4. My PseudoAunt's Cousin's Ex-wife brought to me one dozen Baskin Robbins clown cones to me, and I still have eight remaining, which my brother has been forbidden by those with authority to enforce the directive, to touch without my express consent, and only when I am in a sufficiently lucid state to give consent. He can't wake me up at 3:00 a.m. after I've taken a Vicodin to ask for one.
5. My PseudoAunt Jillian just received the news that she passed the California Bar Exam on her first attempt.
6. My piano is being tuned next week.
8. My father doesn't hav any hernias or back problems that I know about, so he can carry me upstairs if I don't feel up to making the trip on my own.
9. Jesse Spencer is back on "House" after an entirely too long hiatus.
10. The thread count on my Egyptian cotton sheets at home is 2,000, This is because my aunt and uncle are generous, not because my dad tells my mom that money is just money and that it's senseless for us to live as paupers so that their money can all go to some charity when my parents finally pass on to the next world. The sheets in the hospital practically gave me bedsores, and I was only in there for a week. Thank God for Egyptian cotton sheets with a thread count higher than two digits.
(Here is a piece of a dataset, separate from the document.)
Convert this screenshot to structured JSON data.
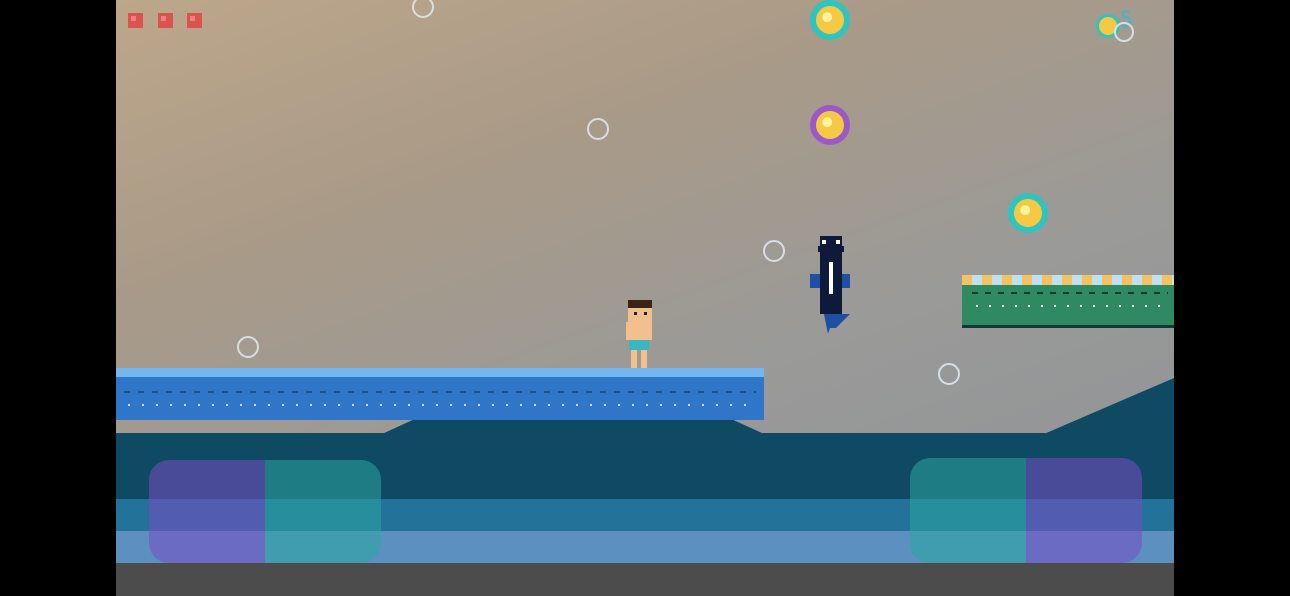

Postscript: My dad was less than pleased with my effort, but he did agree to let me relocate from the dining room chair that is, I would imagine, approximately as uncomfortable as an electric chair would be, to the family room sofa. My dad periodically shows trace evidence of a conscience.